  • Before and after school. Amounts paid to care for your children before or after schooling.
  • Transportation costs. Amounts paid to a care provider for transportation to and from the location where care is provided.
  • Care outside your home. Out-of-home care costs are paid to a dependent care center or qualified personal care provider.

It is important to note that while the summer camp cost is qualified, the credit is intended to help parents during normal working hours. Therefore, you cannot make a deduction for overnight camps.

For tax year 2021 only, the American Rescue Plan increased qualification costs for 2020 from $ 3,000 to $ 8,000 per child (from $ 6,000 to $ 18,000 for two or more children).

For the 2020 tax year, there are no income restrictions on who can apply for the credit. The amount of credit is based on a percentage of your total eligible expenses. Individuals earning less than $ 15,000 can claim up to 35% of eligible expenses. Those who earn $ 43,000 or more can claim up to 20%.

If you earn up to $ 125,000 in 2021, 50% of eligible expenses are eligible. Also, the amount gradually decreases from 50% to 20% for income over $ 125,000 to $ 400,000, and eventually expires 1% for every $ 2,000 over $ 400,000. You can request the child and dependent credit balance on Form 2441 of your Form 1040.

Teacher trainer costs

Are you a teacher or educator and have you paid tuition fees during the year? If so, you may be able to make a deduction from your tax return.

Educators eligible for kindergarten through 12th grade can claim up to $ 250 in non-reimbursed expenses on their tax return ($ 500 if you and your spouse file a joint tax return and are both educators). An Eligible Educator also includes a K-12 teacher, instructor, counselor, principal, or adjutant who works at least 900 hours per school year in a primary or secondary school.

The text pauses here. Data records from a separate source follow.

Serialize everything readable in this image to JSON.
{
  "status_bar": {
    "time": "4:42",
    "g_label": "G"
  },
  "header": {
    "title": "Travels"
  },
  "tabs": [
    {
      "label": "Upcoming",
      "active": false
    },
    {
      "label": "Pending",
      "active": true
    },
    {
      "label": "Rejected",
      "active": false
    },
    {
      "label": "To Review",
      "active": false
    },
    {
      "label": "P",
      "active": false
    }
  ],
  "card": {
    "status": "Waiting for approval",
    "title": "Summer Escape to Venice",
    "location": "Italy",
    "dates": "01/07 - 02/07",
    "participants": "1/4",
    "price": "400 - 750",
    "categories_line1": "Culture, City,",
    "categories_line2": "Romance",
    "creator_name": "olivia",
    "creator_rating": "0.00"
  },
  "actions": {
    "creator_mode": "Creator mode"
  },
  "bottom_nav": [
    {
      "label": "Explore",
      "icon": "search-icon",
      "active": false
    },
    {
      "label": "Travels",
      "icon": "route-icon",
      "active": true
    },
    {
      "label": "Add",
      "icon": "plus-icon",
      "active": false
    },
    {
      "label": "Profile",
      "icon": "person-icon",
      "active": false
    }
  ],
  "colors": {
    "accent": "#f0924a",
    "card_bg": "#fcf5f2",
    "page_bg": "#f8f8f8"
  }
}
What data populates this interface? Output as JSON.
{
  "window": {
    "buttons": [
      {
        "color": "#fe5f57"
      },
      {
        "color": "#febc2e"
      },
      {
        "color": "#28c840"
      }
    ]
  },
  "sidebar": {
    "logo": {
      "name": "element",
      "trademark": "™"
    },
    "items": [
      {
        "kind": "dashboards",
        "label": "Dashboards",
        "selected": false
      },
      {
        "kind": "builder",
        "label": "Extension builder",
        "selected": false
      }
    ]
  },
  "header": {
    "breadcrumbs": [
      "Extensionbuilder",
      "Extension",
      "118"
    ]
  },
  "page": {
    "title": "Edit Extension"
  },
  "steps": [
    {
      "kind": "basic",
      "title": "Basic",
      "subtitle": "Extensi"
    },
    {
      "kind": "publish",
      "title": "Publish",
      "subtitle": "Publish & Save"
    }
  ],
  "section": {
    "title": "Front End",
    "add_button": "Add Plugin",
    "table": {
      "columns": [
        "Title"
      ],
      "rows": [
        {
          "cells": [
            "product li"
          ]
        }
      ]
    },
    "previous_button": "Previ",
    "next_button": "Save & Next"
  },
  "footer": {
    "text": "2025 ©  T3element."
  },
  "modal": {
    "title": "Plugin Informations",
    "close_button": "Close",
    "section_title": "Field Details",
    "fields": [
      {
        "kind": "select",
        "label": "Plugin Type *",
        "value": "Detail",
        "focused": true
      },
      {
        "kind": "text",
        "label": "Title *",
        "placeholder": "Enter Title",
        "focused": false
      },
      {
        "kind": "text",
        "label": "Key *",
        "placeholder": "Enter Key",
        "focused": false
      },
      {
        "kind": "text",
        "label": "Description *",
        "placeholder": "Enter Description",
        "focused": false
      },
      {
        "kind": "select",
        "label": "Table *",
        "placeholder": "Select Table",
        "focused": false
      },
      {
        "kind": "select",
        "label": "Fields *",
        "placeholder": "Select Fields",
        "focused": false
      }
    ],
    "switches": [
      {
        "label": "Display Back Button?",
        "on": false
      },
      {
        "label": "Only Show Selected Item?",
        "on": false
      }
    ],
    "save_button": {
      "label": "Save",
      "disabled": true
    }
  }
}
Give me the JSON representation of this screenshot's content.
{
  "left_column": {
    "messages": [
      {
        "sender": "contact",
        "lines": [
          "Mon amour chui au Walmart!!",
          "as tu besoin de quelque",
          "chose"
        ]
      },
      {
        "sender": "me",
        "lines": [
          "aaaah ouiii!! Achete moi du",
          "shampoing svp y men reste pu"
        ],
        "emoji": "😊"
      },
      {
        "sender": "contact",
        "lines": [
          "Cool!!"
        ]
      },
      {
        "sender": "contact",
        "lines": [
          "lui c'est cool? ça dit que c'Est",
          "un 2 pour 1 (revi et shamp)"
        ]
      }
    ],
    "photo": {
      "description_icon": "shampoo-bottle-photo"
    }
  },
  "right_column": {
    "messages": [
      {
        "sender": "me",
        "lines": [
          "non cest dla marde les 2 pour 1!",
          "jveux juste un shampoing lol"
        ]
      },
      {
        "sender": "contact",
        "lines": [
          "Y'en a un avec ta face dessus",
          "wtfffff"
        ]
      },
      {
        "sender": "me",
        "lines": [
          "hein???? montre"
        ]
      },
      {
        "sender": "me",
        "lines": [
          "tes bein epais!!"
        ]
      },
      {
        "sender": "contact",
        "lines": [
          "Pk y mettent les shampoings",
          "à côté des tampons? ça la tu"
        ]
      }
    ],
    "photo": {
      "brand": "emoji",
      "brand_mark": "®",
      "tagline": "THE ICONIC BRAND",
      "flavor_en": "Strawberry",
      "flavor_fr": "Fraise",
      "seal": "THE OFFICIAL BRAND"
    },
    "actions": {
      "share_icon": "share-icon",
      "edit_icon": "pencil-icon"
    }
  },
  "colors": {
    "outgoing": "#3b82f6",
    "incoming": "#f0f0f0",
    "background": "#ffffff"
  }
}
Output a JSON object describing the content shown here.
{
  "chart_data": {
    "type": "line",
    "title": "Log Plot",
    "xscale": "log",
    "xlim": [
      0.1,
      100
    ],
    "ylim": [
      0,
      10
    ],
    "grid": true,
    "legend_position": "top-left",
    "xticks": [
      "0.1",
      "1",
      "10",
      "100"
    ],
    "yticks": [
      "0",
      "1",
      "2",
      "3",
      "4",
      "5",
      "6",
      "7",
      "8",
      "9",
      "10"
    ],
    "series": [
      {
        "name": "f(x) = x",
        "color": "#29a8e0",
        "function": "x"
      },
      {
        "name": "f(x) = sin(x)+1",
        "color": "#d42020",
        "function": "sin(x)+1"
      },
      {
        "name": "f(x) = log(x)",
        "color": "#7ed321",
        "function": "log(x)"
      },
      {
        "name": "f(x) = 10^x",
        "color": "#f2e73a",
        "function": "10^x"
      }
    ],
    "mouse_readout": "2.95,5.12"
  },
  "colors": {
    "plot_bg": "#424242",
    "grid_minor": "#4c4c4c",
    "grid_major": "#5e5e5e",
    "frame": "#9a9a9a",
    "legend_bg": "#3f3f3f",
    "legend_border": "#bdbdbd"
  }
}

You can claim expenses you pay for books, supplies, computer equipment, classroom materials, and other related expenses. You can also claim the deduction for personal protective equipment (PPE), disinfectants and other consumables used to protect against the Covid-19 virus purchased on or after March 12, 2020.

The allowance must be paid or accrued during the tax year and can be claimed on Form 1040, Appendix 1.

Personal protective equipment

Americans bought more PPE in 2020 to reduce the spread of the Covid-19 virus. PSA sales are projected to grow from $ 13.5 billion to an estimated $ 24.3 billion in 2024. Recently, the IRS announced that these purchases, which include masks, hand sanitizer, and wipes, are deductible as medical expenses on your tax return.

The IRS allows you to deduct the amount of total medical expenses that exceeds 7.5% of your Adjusted Gross Income (AGI). For example, if your AGI is $ 35,000 and you paid $ 4,500 in medical expenses, you can claim an amount in excess of $ 2,625 ($ 35,000 x $ 0.075) on your tax return. If so, you are entitled to a deduction of $ 1,875.

To qualify, you would need to list your prints on Appendix A of your Form 1040. You should list your deductions, including medical, dental, charitable, mortgage, tax, and other deductions if they are greater than your standard applicable deduction. Your standard deduction is based on your enrollment status, income, and other factors. In most cases, the standard 2020 tax deduction for a married joint taxpayer is $ 24,800. For an individual and a head of household, the amount is $ 12,400 and $ 18,650, respectively.